By Kevin Broughton
“I sound my barbaric yawp over the roofs of the world.”
--Walt Whitman, Leaves of Grass
Drop the needle on “Doing it Right,” the first cut of the Yawpers’ American Man – released today on Bloodshot Records – and you can be forgiven if you mistake it for a long-lost Aerosmith outtake from its heyday in the mid-70s. The frenetic, stop-and-go rhythms, squalling vocals and blistering lead guitar make it easy to get that impression.
What it does is get you by the throat and not let go. Funny thing, though: It’s two guys with acoustic guitars, plus a drummer. Wrap your brain around that, and you’ll realize this is a band that’s breaking new ground.
Walt Whitman got his last shout-out from popular culture in Dead Poets Society, wherein the late Robin Williams’ character had a classroom full of elite prep school boys standing on their chairs, shouting “Oh Captain, my captain.” Whitman was, in his mid-19th Century day, a radical. An abolitionist before it was cool to be one, he volunteered to care for wounded Union soldiers, and even flirted with taboo sexual themes in his controversial poetry. He wasn’t scared. Nor is his spiritual protégé, Yawpers front man Nate Cook.
Politically, he’s an unapologetic progressive. In and of itself, that’s nothing noteworthy. Cook names Springsteen, Steve Earle and Woody Guthrie as some of his songwriting influences, checking all the right boxes. But it’s not superficial and because he thinks he’s supposed to, like way too many of today’s reflexively liberal musicians.
“I’m proudly and solidly from the Left, politically,” says Cook, 29. “But political correctness is fucking bullshit and dangerous. People should be able to say whatever they want without being afraid of some kind of retribution.”
Do go on, Mr. Cook.
Genre is always a tricky thing for a lot of bands; is “Americana…”
“I avoid ‘Americana’ [as a classification] like the plague. It really fucking pisses me off, because I don’t want to be dumped in with some douchebag bullshit like the Lumineers.”
He ain’t scared.
But Cook is concerned about and burdened by what he sees as the plight of the disenfranchised. “What I care most about is the individual,” he says. “These characters, these American citizens in the songs…what I’m most passionate about is their being allowed to flourish.”
Raise the flag, cover your heart with your hand,
Hear the call and heed the command.
Livin’ my life with my head in the sand,
Praise the Lord, I’m an American man.
Themes of desperation and resignation pepper this record. But this ain’t your grandaddy’s Woody Guthrie. This is the Black Crowes with a social conscience. (And oh yeah, it’s three guys.) About the production…
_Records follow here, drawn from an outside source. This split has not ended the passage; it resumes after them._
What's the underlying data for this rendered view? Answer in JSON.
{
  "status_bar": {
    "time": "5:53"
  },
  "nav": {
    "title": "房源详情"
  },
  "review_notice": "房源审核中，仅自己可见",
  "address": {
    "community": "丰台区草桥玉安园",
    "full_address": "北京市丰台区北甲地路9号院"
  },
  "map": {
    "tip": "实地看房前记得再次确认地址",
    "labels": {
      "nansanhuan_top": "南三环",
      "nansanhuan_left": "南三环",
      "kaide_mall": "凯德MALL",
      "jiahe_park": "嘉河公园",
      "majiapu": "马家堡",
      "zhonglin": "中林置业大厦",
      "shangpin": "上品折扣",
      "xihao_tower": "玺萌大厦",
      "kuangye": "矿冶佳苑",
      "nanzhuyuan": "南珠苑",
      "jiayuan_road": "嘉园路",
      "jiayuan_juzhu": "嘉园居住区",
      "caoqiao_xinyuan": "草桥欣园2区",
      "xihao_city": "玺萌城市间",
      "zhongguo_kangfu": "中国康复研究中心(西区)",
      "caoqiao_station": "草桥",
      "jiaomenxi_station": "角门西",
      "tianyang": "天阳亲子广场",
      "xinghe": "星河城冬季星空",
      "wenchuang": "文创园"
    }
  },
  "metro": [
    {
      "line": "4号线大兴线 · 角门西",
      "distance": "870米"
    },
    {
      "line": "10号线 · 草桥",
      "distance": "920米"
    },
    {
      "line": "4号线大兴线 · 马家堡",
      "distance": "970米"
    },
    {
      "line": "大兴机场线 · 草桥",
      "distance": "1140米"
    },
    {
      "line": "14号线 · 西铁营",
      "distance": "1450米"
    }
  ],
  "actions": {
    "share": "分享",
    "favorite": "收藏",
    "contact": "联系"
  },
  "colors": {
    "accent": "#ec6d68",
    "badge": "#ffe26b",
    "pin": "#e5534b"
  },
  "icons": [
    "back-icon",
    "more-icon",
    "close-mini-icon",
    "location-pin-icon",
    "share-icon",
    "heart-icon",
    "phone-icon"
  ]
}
“We recorded almost everything live,” Cook says. “[Lead guitarist] Jesse [Parmet] split his signal out three ways, with lots of gain, but you’re hearing the real deal.” Drummer Noah Shomberg’s battering-ram style ties it together to make this raw, unconventional power trio’s sound complete.
Produced by Cracker guitarist and co-founder Johnny Hickman, American Man is proof positive that the Bloodshot label is leading the pack at signing and promoting the best bands and artists that defy genre and convention.
There are a couple months to go yet, but the Yawpers are clubhouse leaders for best rock album of 2015.
They celebrate themselves, and sing themselves.
Buckle the fuck up.